In order to pass time before sleeping when the lights are out, Molina tells the story of films, slowly hooking Valentin on his movies, these are short stories within the book telling of a triangular love story between an architect, his assistant and an enigmatic young girl who turns out to be a panther woman or of a love story between a French singer and a German counterespionage officer in Paris and Berlin during the war, both of these stories end tragically and as Valentin gets sucked into further stories we start to see his slow softening process
– I’m sorry because I’ve become attracted to the characters. And now it’s all over, and it’s just like they died
– So, Valentin, you too have a little bit of a heart.
– It has to come out some place….weakness, I mean.
– It’s not weakness, listen.
– Funny how you can’t get along without becoming attached to something…It’s….as if the mind had to secrete affection without stopping.
Why do these such different characters share a cell? This we learn halfway through the book as Molina is put under pressure to deliver Valentin’s political secrets in return for a pardon. The prison authorities are slowly poisoning Valentin to weaken him, causing Molina to look after him in his bouts of illness and bringing the two prisoners both mentally and physically closer together, leading to them to have a homosexual relationship which begins with no tenderness and moves toward a close relationship illustrated by the passage giving the title to the book
-I’m curious…. would you feel much revulsion about giving me a kiss?
-Mmm… It must be fear that you’ll turn into a panther, like the first movie you told me.
-I’m not the panther woman.
-It’s very sad being a panther woman; no one can kiss you. Or anything.
-You, you’re the spider woman, that traps men in her web.
-How lovely! Oh, I like that.
Finally Molina is released in a hope he will lead the authorities to Valentin’s political connections where Molina then makes a choice that seems to come from one of his films.
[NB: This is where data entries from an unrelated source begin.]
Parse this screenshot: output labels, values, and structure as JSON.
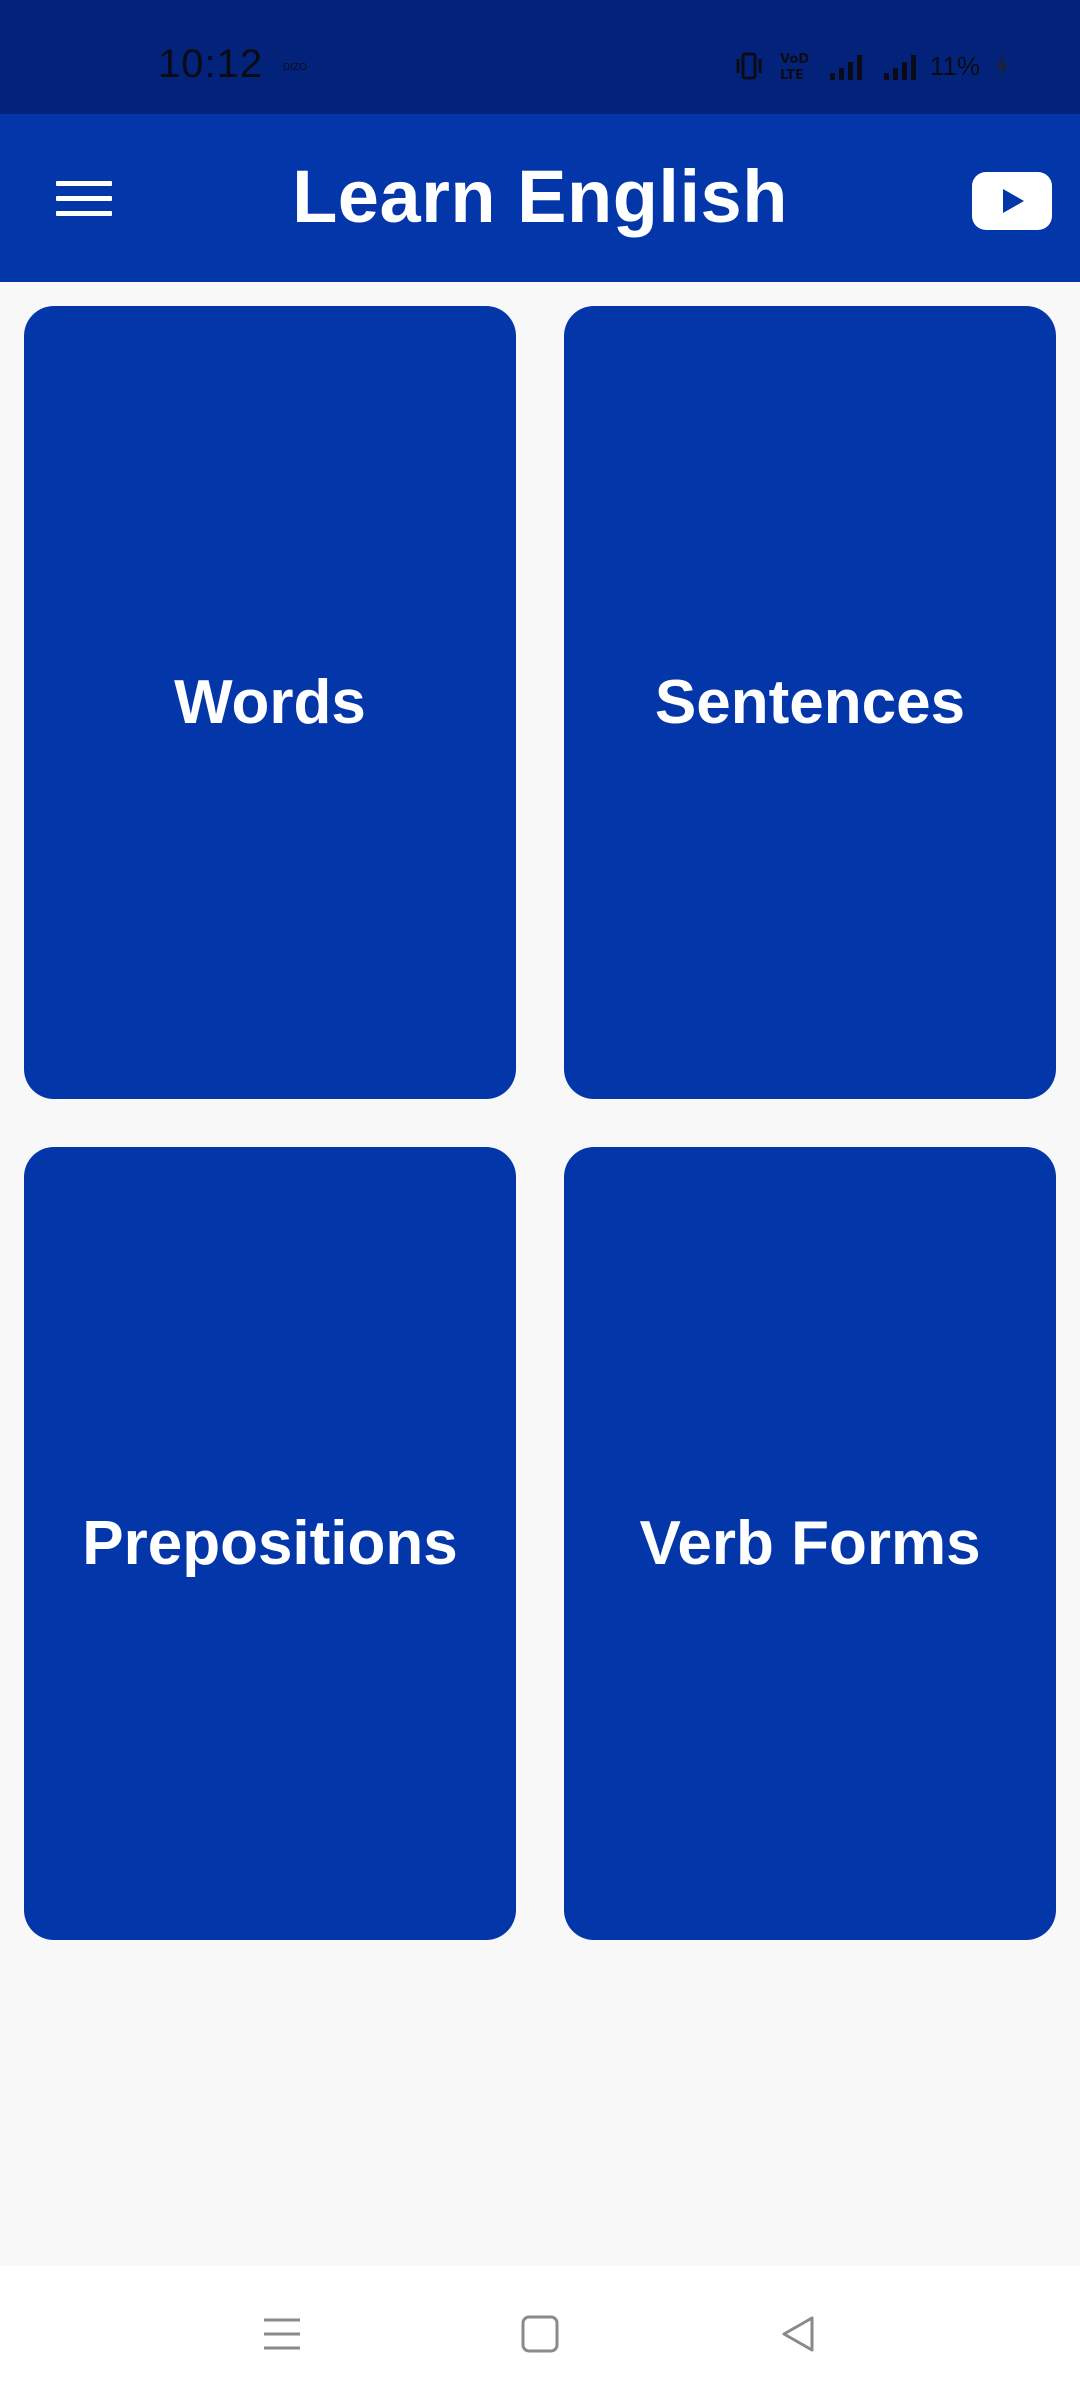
{
  "status_bar": {
    "time": "10:12",
    "carrier_tag": "DIZO",
    "volte_label": "VoLTE",
    "battery_text": "11%"
  },
  "app_bar": {
    "title": "Learn English",
    "menu_icon": "hamburger-menu-icon",
    "youtube_icon": "youtube-icon"
  },
  "cards": [
    {
      "label": "Words"
    },
    {
      "label": "Sentences"
    },
    {
      "label": "Prepositions"
    },
    {
      "label": "Verb Forms"
    }
  ],
  "nav_bar": {
    "recents_icon": "recents-icon",
    "home_icon": "home-icon",
    "back_icon": "back-icon"
  },
  "colors": {
    "status_bar": "#03237a",
    "primary": "#0336a8",
    "background": "#f8f8f8"
  }
}
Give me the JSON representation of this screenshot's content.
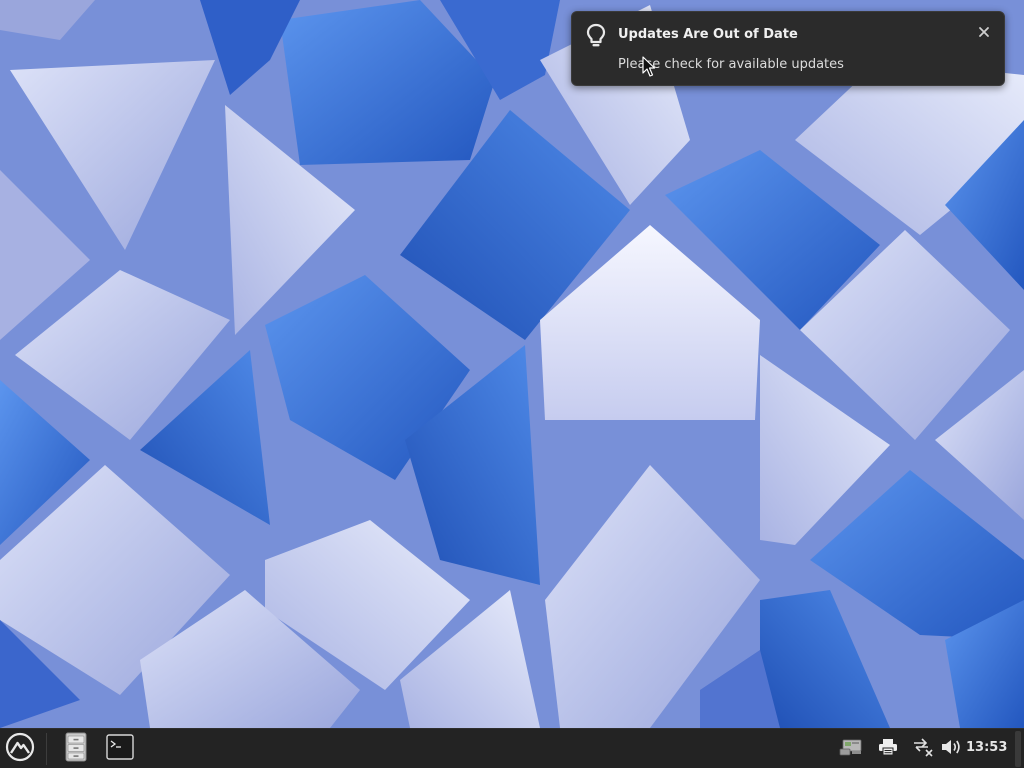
{
  "notification": {
    "title": "Updates Are Out of Date",
    "body": "Please check for available updates",
    "icon": "lightbulb-icon",
    "close_icon": "close-icon"
  },
  "taskbar": {
    "launcher_icon": "mountain-logo-icon",
    "tasks": [
      {
        "name": "file-manager",
        "icon": "file-cabinet-icon"
      },
      {
        "name": "terminal",
        "icon": "terminal-icon"
      }
    ],
    "tray": [
      {
        "name": "network-manager",
        "icon": "network-card-icon"
      },
      {
        "name": "printer",
        "icon": "printer-icon"
      },
      {
        "name": "network-disconnected",
        "icon": "network-offline-icon"
      },
      {
        "name": "volume",
        "icon": "volume-icon"
      }
    ],
    "clock": "13:53"
  },
  "colors": {
    "panel_bg": "#232323",
    "notification_bg": "#2b2b2b",
    "wallpaper_blue": "#2f66d2",
    "wallpaper_lavender": "#b8c2ea"
  }
}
First Published in Spanish as”El beso de la mujer araña” in 1976
Translated into English by Thomas Colchie and published as “Kiss of the Spider Woman” by Vintage in 1991
2 thoughts on “Manuel Puig ‘Kiss of the Spider Woman’”
I’m a fan of Puig’s, Pat, but this is one of many novels of his I’ve yet to read (despite having enjoyed the film adaptation way back when). Did you prefer the book or the movie? Did you like the storytelling?
I enjoyed the film and retrospectively I think the way it was shot in a minimalist yet lyric style was faithful to Puig, in a nutshell I enjoyed them both. Without a clear memory of their actual film voices I could feel and hear the different voices of the characters as I read.